B) The reactor according to the invention comprised two tubes in parallel, their diameter being 0.26 m, length 65 m, and the tubes containing static mixers. There were oxygen-feed units not only at the beginning of the tubes but also at several subsequent points in the tubes. The total reactor volume was 6.9 m.sup.3. Working solution was fed into the reactor tubes at a combined rate of 200 m.sup.3 /h. The solution contained hydroquinones in such an amount that it was possible to cause hydrogen peroxide to form at 8.88 kg/m.sup.3 in the solution. When pure oxygen was fed into the reactor at a total rate of 1242 m.sup. /h, the hydrogen peroxide content obtained for the working solution was 8.77 kg/m.sup.3, which corresponds to a conversion of 98.7. Of the oxygen fed in, 7% was wasted. The hydrogen peroxide yield calculated per total reactor volume was 254 kg/h m.sup.3.
While this invention has been shown and described in connection with the preferred embodiments, it is apparent that certain changes and modifications, in addition to those mentioned above, may be made from the basic features of the present invention. Accordingly, it is the intention of the Applicants to protect all variations and modifications within the true spirit and valid scope of the invention.
1. A process for converting anthrahydroquinone dissolved in an organic solvent to hydrogen peroxide and anthraquinone wherein said process comprises causing a mixture of oxygen and anthrahydroquinone to flow concurrently through a reaction zone, wherein the mixture is caused, as an almost continuous dispersion, to flow through a tubular reaction zone at such a velocity that the vacuum-pipe velocity of the liquid therein is higher than 0.05 m/s wherein the oxygen or oxygen containing gas is fed in not only at the beginning of the reaction zone but also at one or more points thereafter.
2. A process according to claim 1, wherein the mixture is caused, as almost continuous dispersion, to flow through a tubular reaction zone at a vacuum-pipe velocity of 0.1-3 m/s.
3. A process according to claim 1, wherein the mixture is caused, as an almost continuous dispersion, to flow through a tubular reaction zone at a vacuum-pipe velocity of 0.3-1 m/s.
4. A process according to claim 2 wherein the retention time of the dispersion in the tubular reaction zone is at a maximum of approximately 25 min.

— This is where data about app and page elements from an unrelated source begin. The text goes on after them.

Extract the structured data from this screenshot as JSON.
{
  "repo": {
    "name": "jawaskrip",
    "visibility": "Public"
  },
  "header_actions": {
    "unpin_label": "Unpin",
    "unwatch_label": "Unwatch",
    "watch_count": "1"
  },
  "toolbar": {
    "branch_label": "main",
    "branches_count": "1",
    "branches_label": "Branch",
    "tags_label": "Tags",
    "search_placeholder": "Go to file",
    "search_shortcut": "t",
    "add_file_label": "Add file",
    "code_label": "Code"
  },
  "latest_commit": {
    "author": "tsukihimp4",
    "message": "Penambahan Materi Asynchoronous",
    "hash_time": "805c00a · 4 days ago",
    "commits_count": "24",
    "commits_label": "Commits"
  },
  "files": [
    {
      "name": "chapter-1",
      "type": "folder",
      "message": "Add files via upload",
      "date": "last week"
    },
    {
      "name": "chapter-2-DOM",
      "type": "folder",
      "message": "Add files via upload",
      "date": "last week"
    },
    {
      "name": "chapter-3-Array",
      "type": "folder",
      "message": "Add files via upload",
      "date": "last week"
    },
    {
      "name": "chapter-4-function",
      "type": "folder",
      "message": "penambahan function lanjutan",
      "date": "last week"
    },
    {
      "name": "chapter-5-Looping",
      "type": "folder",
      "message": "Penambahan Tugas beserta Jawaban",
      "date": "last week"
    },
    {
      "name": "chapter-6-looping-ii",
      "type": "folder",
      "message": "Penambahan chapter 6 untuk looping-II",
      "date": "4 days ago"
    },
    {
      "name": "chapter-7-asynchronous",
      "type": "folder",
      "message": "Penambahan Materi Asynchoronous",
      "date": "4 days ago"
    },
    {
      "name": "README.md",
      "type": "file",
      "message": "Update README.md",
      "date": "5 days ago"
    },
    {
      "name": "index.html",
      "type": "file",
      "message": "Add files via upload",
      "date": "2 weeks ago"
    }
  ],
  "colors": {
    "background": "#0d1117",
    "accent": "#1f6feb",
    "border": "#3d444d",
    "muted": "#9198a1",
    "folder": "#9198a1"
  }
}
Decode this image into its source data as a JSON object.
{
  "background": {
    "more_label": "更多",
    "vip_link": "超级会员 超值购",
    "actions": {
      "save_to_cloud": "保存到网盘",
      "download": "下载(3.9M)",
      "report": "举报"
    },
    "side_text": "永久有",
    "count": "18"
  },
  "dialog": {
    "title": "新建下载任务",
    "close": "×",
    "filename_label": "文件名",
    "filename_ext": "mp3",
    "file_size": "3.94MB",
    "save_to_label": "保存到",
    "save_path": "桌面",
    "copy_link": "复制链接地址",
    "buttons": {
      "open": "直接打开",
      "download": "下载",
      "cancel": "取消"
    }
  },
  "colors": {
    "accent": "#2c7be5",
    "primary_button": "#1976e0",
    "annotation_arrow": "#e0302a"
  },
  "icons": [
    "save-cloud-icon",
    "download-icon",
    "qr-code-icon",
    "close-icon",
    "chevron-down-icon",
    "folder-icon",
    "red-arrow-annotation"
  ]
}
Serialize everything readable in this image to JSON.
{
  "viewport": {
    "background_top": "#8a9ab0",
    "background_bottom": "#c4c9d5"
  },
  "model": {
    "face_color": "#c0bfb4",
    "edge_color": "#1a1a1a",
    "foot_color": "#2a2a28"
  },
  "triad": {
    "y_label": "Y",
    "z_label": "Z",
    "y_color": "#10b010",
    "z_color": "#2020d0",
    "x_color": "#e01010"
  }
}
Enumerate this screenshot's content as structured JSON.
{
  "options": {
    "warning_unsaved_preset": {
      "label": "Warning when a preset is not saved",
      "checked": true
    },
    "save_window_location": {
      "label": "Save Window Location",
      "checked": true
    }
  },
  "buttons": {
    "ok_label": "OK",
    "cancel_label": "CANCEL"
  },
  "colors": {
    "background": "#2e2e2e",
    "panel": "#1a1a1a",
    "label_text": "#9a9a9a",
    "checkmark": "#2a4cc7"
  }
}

5. A process according to claim 3 wherein the retention time of the dispersion in the tubular reaction zone is at a maximum of approximately 25 min.
6. A process according to claim 2 wherein the retention time of the dispersion in the tubular reaction zone is 20 s-12 mins.
7. A process according to claim 3 wherein the retention time of the dispersion in the tubular reaction zone is 20 s-12 mins.
8. A process according to claim 2 wherein the retention time of the dispersion in the tubular reaction zone is 70 s-4 min.
9. A process according to claim 3 wherein the retention time of the dispersion in the tubular reaction zone is 70 s-4 min.
10. A process according to claim 1 wherein the retention time of the dispersion in the tubular reaction zone is at a maximum of approximately 25 minutes.
11. A process according to claim 1 wherein the retention time of the dispersion in the tubular reaction zone is 20 s-12 min.
12. A process according to claim 1 wherein the retention time of the dispersion in the tubular reaction zone is 70 s-4 min.
|3323868||June 1967||Ogilvie et al.|
|4541997||September 17, 1985||Bengt|
International Classification: C01B 15023;